Following the Dec. 7 public release of the investigator’s report on possible wrongdoing by Flower Mound Town Council members, the anticipation of “what’s next” precedes the Dec. 21 council meeting.
The independent investigator, Ross Foster, determined that Place 5, Deputy Mayor Pro Tem Itamar Gelbman committed a possible violation of the Ethics Ordinance and recommended prosecution.
So, what does that mean?
“We [the council members] don’t really know,” said Mayor Tom Hayden. “There’s a lot of dynamics. What’s best for the town; the residents. How does it impact them?”
Because the report does not find a violation of the Town Charter or any provision governing forfeiture of office, the council has no authority to propose removing Gelbman from office or declaring his office vacant, according to the Town Attorney. However, the voting public may pursue a recall.
The Ethics Ordinance violations cited were: Part (3), which prohibits a public official from directly or indirectly disclosing or using any information gained solely by reason of his official position for his own personal gain, or benefit, or for the private interest of others; and, Part (14), which prohibits a public official from knowingly disclosing information deemed confidential by law.
The report determined Gelbman had disclosed non-public information, obtained in executive session, solely as a result of his position as a Council member. The information was provided to prospective business owner David Vaught about incentives the town was offering to grant to his gun range and other businesses.
The incentive packages being offered to other businesses was information deemed confidential by law, because the Town had not made incentive agreements with any of the listed businesses when the information was allegedly disclosed.
Gelbman wanted to acquire an equity interest in the gun range, but town resident Vaught was not receptive to Gelbman being more than an investor. Vaught provided a pro forma business plan for the gun range to Council member Gelbman.
These discussions were continuing when Council member Gelbman was elected to the Town Council.

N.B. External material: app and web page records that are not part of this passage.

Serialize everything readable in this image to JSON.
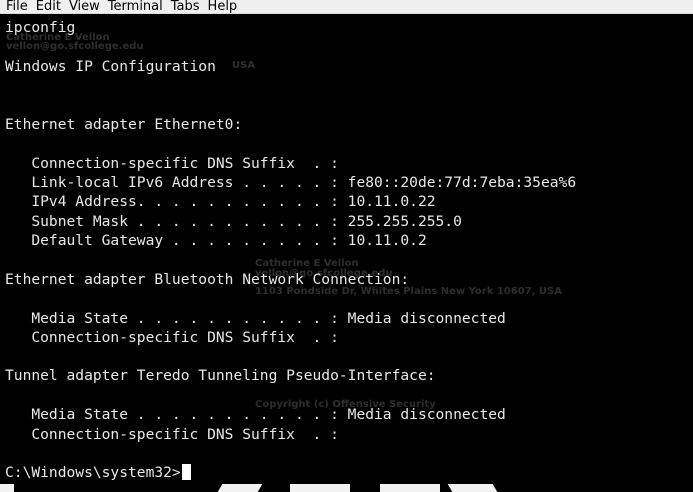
{
  "menubar": {
    "items": [
      "File",
      "Edit",
      "View",
      "Terminal",
      "Tabs",
      "Help"
    ]
  },
  "terminal": {
    "lines": [
      "ipconfig",
      "",
      "Windows IP Configuration",
      "",
      "",
      "Ethernet adapter Ethernet0:",
      "",
      "   Connection-specific DNS Suffix  . :",
      "   Link-local IPv6 Address . . . . . : fe80::20de:77d:7eba:35ea%6",
      "   IPv4 Address. . . . . . . . . . . : 10.11.0.22",
      "   Subnet Mask . . . . . . . . . . . : 255.255.255.0",
      "   Default Gateway . . . . . . . . . : 10.11.0.2",
      "",
      "Ethernet adapter Bluetooth Network Connection:",
      "",
      "   Media State . . . . . . . . . . . : Media disconnected",
      "   Connection-specific DNS Suffix  . :",
      "",
      "Tunnel adapter Teredo Tunneling Pseudo-Interface:",
      "",
      "   Media State . . . . . . . . . . . : Media disconnected",
      "   Connection-specific DNS Suffix  . :",
      "",
      "C:\\Windows\\system32>"
    ]
  },
  "watermarks": {
    "top_name": "Catherine E Vellon",
    "top_email": "vellon@go.sfcollege.edu",
    "top_country": "USA",
    "mid_name": "Catherine E Vellon",
    "mid_email": "vellon@go.sfcollege.edu",
    "mid_address": "1103 Pondside Dr, Whites Plains New York 10607, USA",
    "copyright": "Copyright (c) Offensive Security"
  },
  "colors": {
    "terminal_bg": "#000000",
    "terminal_fg": "#e8e8e8",
    "menubar_bg": "#f0f0f0"
  }
}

“I stand 100-percent behind what I said under oath to the investigator,” said Vaught. “I spoke honestly and gave evidence—as did others—about what happened.”
After the council voted to release the report, Hayden had stepped away from the dais during a presentation on the next agenda item regarding Pecan Acres’ traffic issues.
Gelbman interrupted a speaker to announce, that if anyone was wondering where Hayden was: “He’s out there arranging for [Police] Chief Kancel to arrest me.”
Later on, both men denied the allegation.
“One of the things we, as a community, have to do is put a period on this,” said Hayden. “It’s not good for realtors trying to sell homes, to Mark Wood [director of Economic Development] trying to attract new business, or for our residents having a black cloud over the town.”
The investigation cleared Mayor Tom Hayden, Place 2 Council member Bryan Webb and Place 3 Council member Kevin Bryant of having committed any violation of the Charter, the Texas Open Meetings Act (TOMA) or the Town Ethics Ordinance.
No violations were alleged against Place 4, Mayor Pro Tem Steve Dixon during the relevant period.
“We have the report and either we can take the report to the appropriate people to move forward, or anyone—the public– can take it to the proper authorities to move forward,” said Hayden. (See the report here.)
He added that the last six-months have been really disappointing and unproductive.
“Trees are a renewable resource; people are not,” said Hayden. “We [council] need to get back to helping the town grow, creating parks and being successful.”
For his part, Vaught said he had no further comments to make prior to further potential future revelations.
“It’s important for people not to be distracted about what the investigation was about; and, that’s Mr. Gelbman,” said Vaught.